- [What the exercise asks]: Copy each line of the data that has "name" in it.

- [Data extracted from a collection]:

• • • • •

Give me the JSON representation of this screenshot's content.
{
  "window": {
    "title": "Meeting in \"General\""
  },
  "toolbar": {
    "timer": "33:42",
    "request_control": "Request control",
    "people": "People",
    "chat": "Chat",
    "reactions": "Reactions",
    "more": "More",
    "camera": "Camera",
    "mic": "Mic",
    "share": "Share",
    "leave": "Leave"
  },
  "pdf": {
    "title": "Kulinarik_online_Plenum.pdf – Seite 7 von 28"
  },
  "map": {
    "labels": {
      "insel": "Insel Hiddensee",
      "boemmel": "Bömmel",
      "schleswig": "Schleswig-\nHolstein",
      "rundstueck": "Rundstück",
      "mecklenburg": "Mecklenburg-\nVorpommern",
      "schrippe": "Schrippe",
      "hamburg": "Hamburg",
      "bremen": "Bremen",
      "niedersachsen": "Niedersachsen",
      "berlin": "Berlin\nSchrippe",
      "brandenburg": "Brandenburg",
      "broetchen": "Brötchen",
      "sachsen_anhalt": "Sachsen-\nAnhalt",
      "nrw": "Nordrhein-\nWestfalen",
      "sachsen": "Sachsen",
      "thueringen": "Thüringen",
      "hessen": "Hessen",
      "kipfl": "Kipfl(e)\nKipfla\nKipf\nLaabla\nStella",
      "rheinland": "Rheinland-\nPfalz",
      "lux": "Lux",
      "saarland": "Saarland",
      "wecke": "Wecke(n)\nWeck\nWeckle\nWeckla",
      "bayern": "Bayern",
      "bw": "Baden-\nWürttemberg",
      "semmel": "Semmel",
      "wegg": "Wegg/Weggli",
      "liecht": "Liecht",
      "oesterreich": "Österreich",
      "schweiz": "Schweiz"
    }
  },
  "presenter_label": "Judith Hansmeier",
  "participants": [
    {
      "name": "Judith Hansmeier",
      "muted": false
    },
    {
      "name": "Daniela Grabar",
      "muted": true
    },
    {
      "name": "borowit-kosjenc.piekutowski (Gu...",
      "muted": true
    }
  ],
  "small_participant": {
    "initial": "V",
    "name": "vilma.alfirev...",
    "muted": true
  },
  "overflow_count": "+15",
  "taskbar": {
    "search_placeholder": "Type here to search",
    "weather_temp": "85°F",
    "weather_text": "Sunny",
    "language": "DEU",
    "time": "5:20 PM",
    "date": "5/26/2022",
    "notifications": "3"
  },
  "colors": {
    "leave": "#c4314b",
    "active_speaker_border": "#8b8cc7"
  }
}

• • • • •

- [Response below]:
      "name": "Judith Hansmeier",
      "name": "Daniela Grabar",
      "name": "borowit-kosjenc.piekutowski (Gu...",
    "name": "vilma.alfirev...",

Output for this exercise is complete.